Rope Clutch Installation
The installation of the rope clutch was pretty quick and easy. I ligned up the clutch on the factory designated installation / mounting pad and marked my holes, then removed the clutch and pre-drilled the holes for the #14 tapping screws, and then cranked the screws into the holes by hand with a large screw driver (this time the screws didn’t break off). I chose the tapping screws with the large sheetmetal style thhreads as they have more holding power than a machine screw because the threads are so much wider and cut much deeper into the metal. Once everything was ready to do the final installation, and the surface of the deck was cleaned with a acetone wipe down, I applied 3M 5200 into and around the holes, then screwed the rope clutch down tight, and cleaned up any excess 5200 that leaked out with a acetone soaked paper towel.
All that was left after this was to re-install the companionway hood, and reseal the edges with 4200.
Once everything else was complete, it was time to go up the mast and install the halyard. This was pretty straight forward, I went up the mast in a climbing harness and fed the bitter end of the halyard through the already existing spinnaker halyard exit directly above the forestay, and let gravity feed the line down the inside of the mast. When the halyard was visible from the exit gate at the base of the mast I used a hook shaped piece of wire and pulled the halyard to the exit, and then used a screw driver inserted past the main halyard on it’s exit gate which was opposite of the spinnaker halyard exit to push the line through. Here is the Finished product. You can clearly see the V cleats for the lazy jacks that sit on either side of the T track.

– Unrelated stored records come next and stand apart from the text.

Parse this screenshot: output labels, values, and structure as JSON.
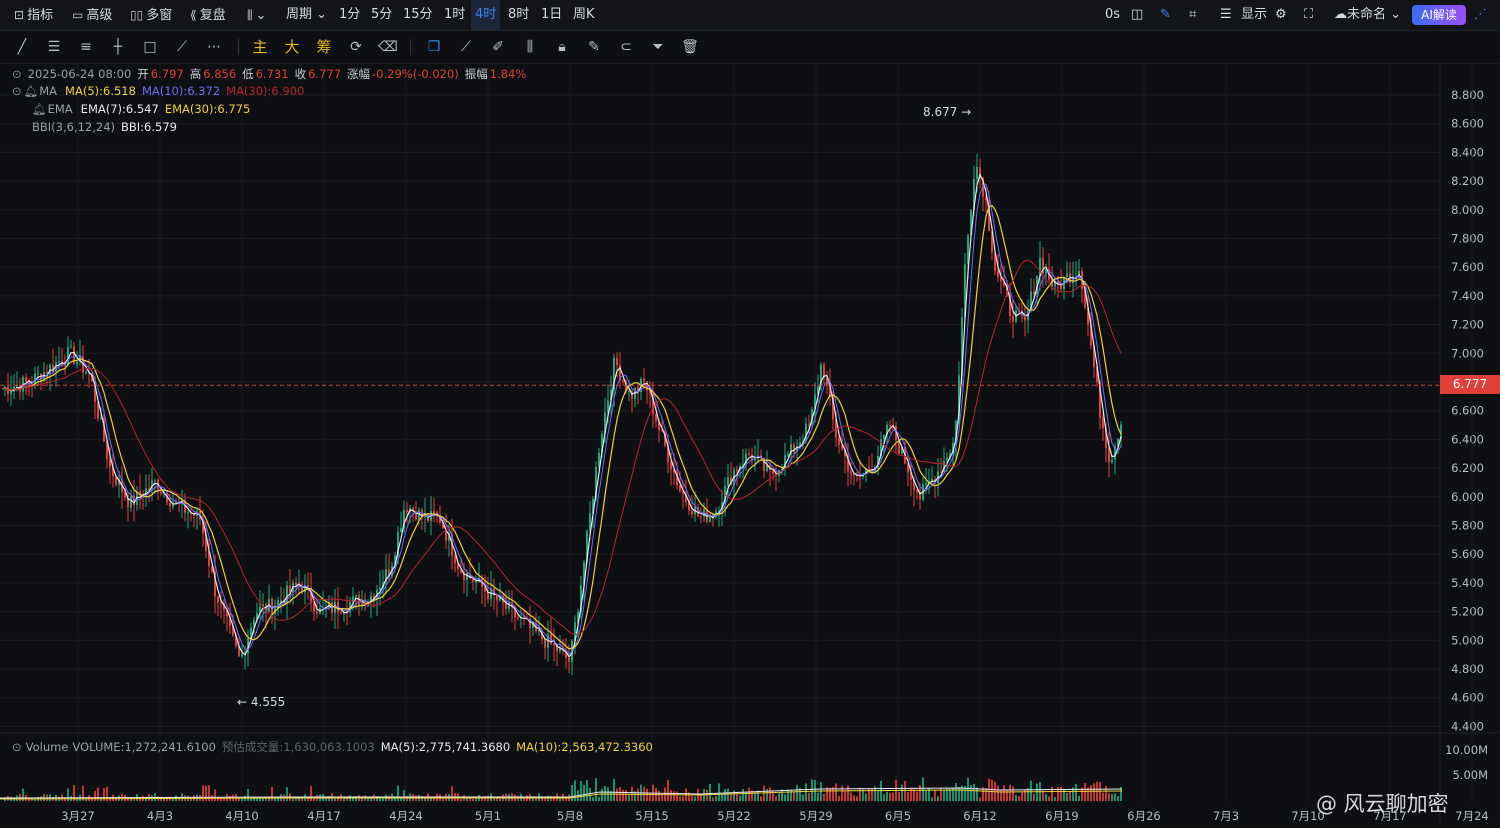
{
  "topbar": {
    "indicator": "指标",
    "advanced": "高级",
    "multi_window": "多窗",
    "replay": "复盘",
    "period": "周期",
    "intervals": [
      "1分",
      "5分",
      "15分",
      "1时",
      "4时",
      "8时",
      "1日",
      "周K"
    ],
    "active_interval": "4时",
    "timer": "0s",
    "display": "显示",
    "unnamed": "未命名",
    "ai_label": "AI解读"
  },
  "drawtools": {
    "main": "主",
    "big": "大",
    "chip": "筹"
  },
  "ohlc": {
    "date": "2025-06-24 08:00",
    "open_label": "开",
    "open": "6.797",
    "high_label": "高",
    "high": "6.856",
    "low_label": "低",
    "low": "6.731",
    "close_label": "收",
    "close": "6.777",
    "change_label": "涨幅",
    "change": "-0.29%(-0.020)",
    "amp_label": "振幅",
    "amp": "1.84%"
  },
  "ma": {
    "name": "MA",
    "ma5": "MA(5):6.518",
    "ma10": "MA(10):6.372",
    "ma30": "MA(30):6.900"
  },
  "ema": {
    "name": "EMA",
    "ema7": "EMA(7):6.547",
    "ema30": "EMA(30):6.775"
  },
  "bbi": {
    "name": "BBI(3,6,12,24)",
    "value": "BBI:6.579"
  },
  "volume": {
    "name": "Volume",
    "vol": "VOLUME:1,272,241.6100",
    "est": "预估成交量:1,630,063.1003",
    "ma5": "MA(5):2,775,741.3680",
    "ma10": "MA(10):2,563,472.3360"
  },
  "current_price": "6.777",
  "colors": {
    "up": "#1fa77a",
    "down": "#e0403a",
    "ma5": "#f0d040",
    "ma10": "#6a6ef5",
    "ma30": "#b3262f",
    "white": "#e8e8ee",
    "accent": "#3b82f6"
  },
  "chart_data": {
    "type": "candlestick",
    "price_ticks": [
      "8.800",
      "8.600",
      "8.400",
      "8.200",
      "8.000",
      "7.800",
      "7.600",
      "7.400",
      "7.200",
      "7.000",
      "6.800",
      "6.600",
      "6.400",
      "6.200",
      "6.000",
      "5.800",
      "5.600",
      "5.400",
      "5.200",
      "5.000",
      "4.800",
      "4.600",
      "4.400"
    ],
    "ylim": [
      4.3,
      8.9
    ],
    "volume_ticks": [
      "10.00M",
      "5.00M"
    ],
    "x_ticks": [
      "3月27",
      "4月3",
      "4月10",
      "4月17",
      "4月24",
      "5月1",
      "5月8",
      "5月15",
      "5月22",
      "5月29",
      "6月5",
      "6月12",
      "6月19",
      "6月26",
      "7月3",
      "7月10",
      "7月17",
      "7月24"
    ],
    "high_annotation": "8.677",
    "low_annotation": "4.555",
    "current_price": 6.777,
    "close_path": [
      {
        "x": 0,
        "y": 6.75
      },
      {
        "x": 30,
        "y": 6.8
      },
      {
        "x": 50,
        "y": 6.9
      },
      {
        "x": 70,
        "y": 7.0
      },
      {
        "x": 90,
        "y": 6.85
      },
      {
        "x": 110,
        "y": 6.2
      },
      {
        "x": 130,
        "y": 5.95
      },
      {
        "x": 155,
        "y": 6.1
      },
      {
        "x": 175,
        "y": 5.95
      },
      {
        "x": 200,
        "y": 5.85
      },
      {
        "x": 215,
        "y": 5.35
      },
      {
        "x": 230,
        "y": 5.05
      },
      {
        "x": 240,
        "y": 4.85
      },
      {
        "x": 255,
        "y": 5.2
      },
      {
        "x": 275,
        "y": 5.25
      },
      {
        "x": 300,
        "y": 5.4
      },
      {
        "x": 320,
        "y": 5.2
      },
      {
        "x": 345,
        "y": 5.25
      },
      {
        "x": 370,
        "y": 5.3
      },
      {
        "x": 390,
        "y": 5.5
      },
      {
        "x": 405,
        "y": 5.95
      },
      {
        "x": 425,
        "y": 5.85
      },
      {
        "x": 440,
        "y": 5.85
      },
      {
        "x": 460,
        "y": 5.5
      },
      {
        "x": 485,
        "y": 5.35
      },
      {
        "x": 510,
        "y": 5.2
      },
      {
        "x": 535,
        "y": 5.05
      },
      {
        "x": 555,
        "y": 4.95
      },
      {
        "x": 570,
        "y": 4.85
      },
      {
        "x": 585,
        "y": 5.6
      },
      {
        "x": 600,
        "y": 6.4
      },
      {
        "x": 615,
        "y": 6.95
      },
      {
        "x": 630,
        "y": 6.7
      },
      {
        "x": 645,
        "y": 6.8
      },
      {
        "x": 660,
        "y": 6.45
      },
      {
        "x": 680,
        "y": 6.05
      },
      {
        "x": 700,
        "y": 5.85
      },
      {
        "x": 715,
        "y": 5.9
      },
      {
        "x": 735,
        "y": 6.2
      },
      {
        "x": 750,
        "y": 6.3
      },
      {
        "x": 770,
        "y": 6.15
      },
      {
        "x": 790,
        "y": 6.3
      },
      {
        "x": 810,
        "y": 6.5
      },
      {
        "x": 822,
        "y": 6.95
      },
      {
        "x": 835,
        "y": 6.45
      },
      {
        "x": 855,
        "y": 6.1
      },
      {
        "x": 875,
        "y": 6.25
      },
      {
        "x": 890,
        "y": 6.5
      },
      {
        "x": 905,
        "y": 6.25
      },
      {
        "x": 920,
        "y": 6.0
      },
      {
        "x": 940,
        "y": 6.2
      },
      {
        "x": 955,
        "y": 6.4
      },
      {
        "x": 965,
        "y": 7.6
      },
      {
        "x": 975,
        "y": 8.35
      },
      {
        "x": 985,
        "y": 8.1
      },
      {
        "x": 995,
        "y": 7.6
      },
      {
        "x": 1010,
        "y": 7.3
      },
      {
        "x": 1025,
        "y": 7.2
      },
      {
        "x": 1040,
        "y": 7.65
      },
      {
        "x": 1055,
        "y": 7.45
      },
      {
        "x": 1070,
        "y": 7.55
      },
      {
        "x": 1080,
        "y": 7.6
      },
      {
        "x": 1090,
        "y": 7.1
      },
      {
        "x": 1100,
        "y": 6.6
      },
      {
        "x": 1110,
        "y": 6.25
      },
      {
        "x": 1122,
        "y": 6.55
      }
    ]
  },
  "watermark": "@ 风云聊加密"
}
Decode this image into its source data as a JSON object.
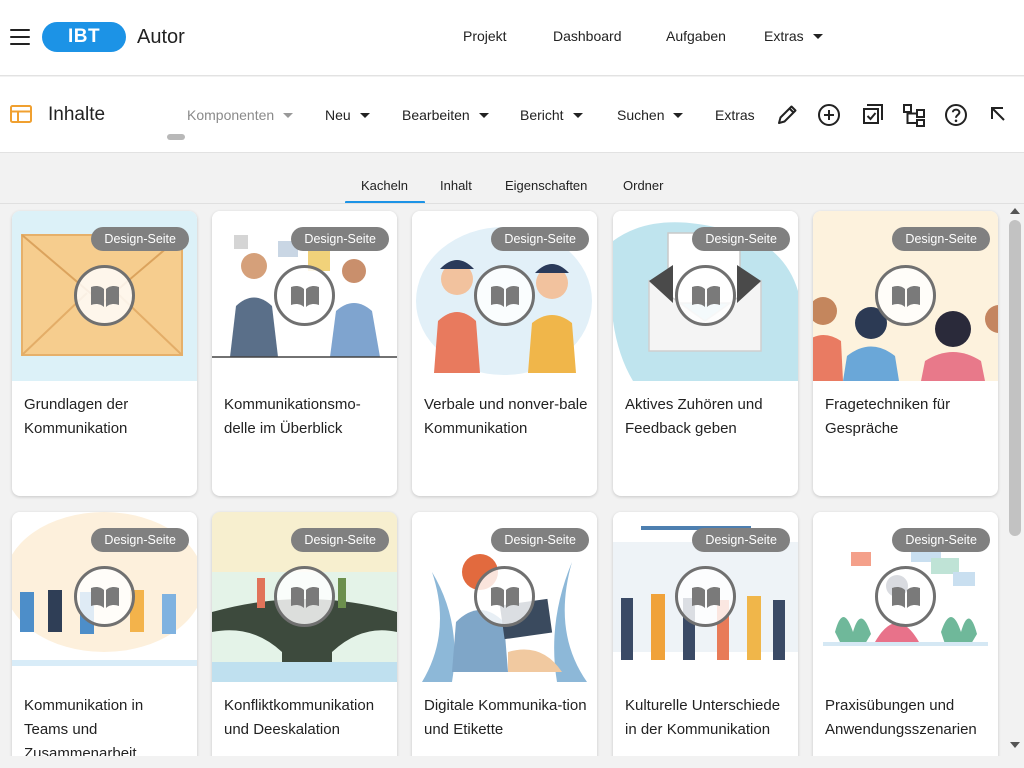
{
  "app": {
    "logo_text": "IBT",
    "name": "Autor"
  },
  "topnav": [
    {
      "label": "Projekt"
    },
    {
      "label": "Dashboard"
    },
    {
      "label": "Aufgaben"
    },
    {
      "label": "Extras"
    }
  ],
  "toolbar": {
    "section_title": "Inhalte",
    "menus": [
      {
        "label": "Komponenten",
        "disabled": true
      },
      {
        "label": "Neu"
      },
      {
        "label": "Bearbeiten"
      },
      {
        "label": "Bericht"
      },
      {
        "label": "Suchen"
      },
      {
        "label": "Extras"
      }
    ],
    "tools": [
      "pencil-icon",
      "add-circle-icon",
      "checklist-icon",
      "hierarchy-icon",
      "help-icon",
      "arrow-up-left-icon"
    ]
  },
  "tabs": [
    {
      "label": "Kacheln",
      "active": true
    },
    {
      "label": "Inhalt"
    },
    {
      "label": "Eigenschaften"
    },
    {
      "label": "Ordner"
    }
  ],
  "cards": [
    {
      "badge": "Design-Seite",
      "title": "Grundlagen der Kommunikation"
    },
    {
      "badge": "Design-Seite",
      "title": "Kommunikationsmo-delle im Überblick"
    },
    {
      "badge": "Design-Seite",
      "title": "Verbale und nonver-bale Kommunikation"
    },
    {
      "badge": "Design-Seite",
      "title": "Aktives Zuhören und Feedback geben"
    },
    {
      "badge": "Design-Seite",
      "title": "Fragetechniken für Gespräche"
    },
    {
      "badge": "Design-Seite",
      "title": "Kommunikation in Teams und Zusammenarbeit"
    },
    {
      "badge": "Design-Seite",
      "title": "Konfliktkommunikation und Deeskalation"
    },
    {
      "badge": "Design-Seite",
      "title": "Digitale Kommunika-tion und Etikette"
    },
    {
      "badge": "Design-Seite",
      "title": "Kulturelle Unterschiede in der Kommunikation"
    },
    {
      "badge": "Design-Seite",
      "title": "Praxisübungen und Anwendungsszenarien"
    }
  ],
  "colors": {
    "brand": "#1c93e6",
    "badge": "#808080",
    "active_tab": "#1c93e6"
  }
}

I just had a new bimini added to the boat by Seafarer Canvas out of Norwalk. I stopped by their booth at the Norwalk boat show last fall. I had been looking into the various biminis available from online sources, and was considering an aluminum framed bimini from sailboatowners.com that had received good reviews, but Seafarer quoted me a stainless steel framed bimini, custom fit and installed, for only $50 more than I was looking at for the self installed aluminum framed bimini online, it was a no brainier and I ordered it on the spot. Read the rest of this entry »
Installed the track and car for the spinnaker pole and whisker pole padeye on the mast today. I went with the 1″ T track to ensure the car fits between the 2 V cleats mounted on the front of the mast for securing of the lazy jacks. The car slides between them with just a perfect amount of clearance on either side. Luckily for me the padeye car from ABI is just the right size for my little 14″ twist lock whisker pole that I picked up for a steal at west marine last season. It also sticks out far enough forward that I am able to rotate the whisker pole and use it as far aft as the drifter should ever need, so that also solves my previous described problem of having to use the shrouds to attach the whisker pole to when using the drifter.
I still need to install the padeye up the mast that I will use to hold the end of the pole upright for storage, and pick up a couple more screws for the top 2 holes of the track as between the screw bins at west marine and the deck of the boat, I somehow came up 2 short. Additionally I think I will need a Mast Mounted Pole Chock or two to hold the pole in place so it doesn’t rattle around when underway.